It was previously disclosed that U.S. intelligence agencies had picked up conversations between Michael Flynn, Trumpâ€™s first national security adviser, and the Russian ambassador to the U.S. before Trumpâ€™s inauguration. Flynn was fired in February after making contradictory statements to Vice President Mike Pence about those discussions.
Members of the Donald Trump transition team, possibly including Trump himself, were under U.S. government surveillance following Novemberâ€™s presidential election…
Nunes said the monitoring appeared to be done legally as a result of what’s called “incidental collection,” but said he was concerned because it was not related to the FBIâ€™s investigation into Russiaâ€™s meddling in the election and was widely disseminated across the intelligence community.

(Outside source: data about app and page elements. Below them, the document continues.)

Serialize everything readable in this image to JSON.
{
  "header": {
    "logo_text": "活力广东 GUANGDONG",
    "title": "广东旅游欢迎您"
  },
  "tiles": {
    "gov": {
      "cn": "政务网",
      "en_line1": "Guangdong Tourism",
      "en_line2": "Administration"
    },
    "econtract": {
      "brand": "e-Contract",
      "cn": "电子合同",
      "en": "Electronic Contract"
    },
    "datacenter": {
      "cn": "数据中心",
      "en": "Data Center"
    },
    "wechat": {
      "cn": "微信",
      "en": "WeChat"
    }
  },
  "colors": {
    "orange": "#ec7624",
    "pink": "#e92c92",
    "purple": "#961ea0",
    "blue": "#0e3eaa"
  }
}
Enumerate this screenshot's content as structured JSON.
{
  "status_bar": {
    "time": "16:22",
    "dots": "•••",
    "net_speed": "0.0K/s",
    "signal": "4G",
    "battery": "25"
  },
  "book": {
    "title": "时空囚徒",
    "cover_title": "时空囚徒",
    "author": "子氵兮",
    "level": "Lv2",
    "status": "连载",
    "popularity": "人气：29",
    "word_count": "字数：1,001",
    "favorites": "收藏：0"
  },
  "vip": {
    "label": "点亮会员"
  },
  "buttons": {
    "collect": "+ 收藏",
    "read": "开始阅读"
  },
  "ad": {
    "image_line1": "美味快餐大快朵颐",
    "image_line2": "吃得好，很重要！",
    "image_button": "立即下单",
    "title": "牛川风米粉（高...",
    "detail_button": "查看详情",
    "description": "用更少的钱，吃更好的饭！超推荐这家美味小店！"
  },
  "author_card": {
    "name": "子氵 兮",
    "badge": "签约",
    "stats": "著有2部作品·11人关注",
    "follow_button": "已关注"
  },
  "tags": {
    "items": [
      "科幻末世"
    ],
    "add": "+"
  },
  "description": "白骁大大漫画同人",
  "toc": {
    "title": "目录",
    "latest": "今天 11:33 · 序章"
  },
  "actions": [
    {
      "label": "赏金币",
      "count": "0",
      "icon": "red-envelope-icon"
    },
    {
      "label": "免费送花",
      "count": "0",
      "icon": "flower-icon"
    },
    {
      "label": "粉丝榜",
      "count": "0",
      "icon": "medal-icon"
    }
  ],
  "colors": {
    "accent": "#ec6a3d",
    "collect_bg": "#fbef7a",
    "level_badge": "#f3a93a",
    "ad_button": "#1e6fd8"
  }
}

â€œI have seen intelligence reports that clearly show that the president-elect and his team were, I guess, at least monitored,â€ Nunes told reporters. â€œIt looks to me like it was all legally collected, but it was essentially a lot of information on the president-elect and his transition team and what they were doing.â€
Nunes said the information was given to himÂ byÂ â€œsources who thought that we should know it.â€
As we have repeatedly said before, the question that needs to be asked – and hopefully NunesÂ is asking, as he said he’ll be getting more information on Friday – isÂ why the surveillance was conducted in the first place (and why Obama reallyÂ wanted details of the surveillanceÂ then spread to various intelligence agencies).
White House spokesman Sean Spicer, in his daily brief this afternoon, got close.
â€œAn American citizen who’s caught up in a surveillance has, by rule of law, has their name protected,â€ he told reporters. â€œThe idea that individuals’ names were unmasked and let known suggests â€” raises serious questions. Why was that name unmasked, what was the intention of doing that?â€
Why, indeed. AndÂ what’s up with Comey’s denial?
The plot thickens. Don’t be surprised if Trump is eventually completely vindicated.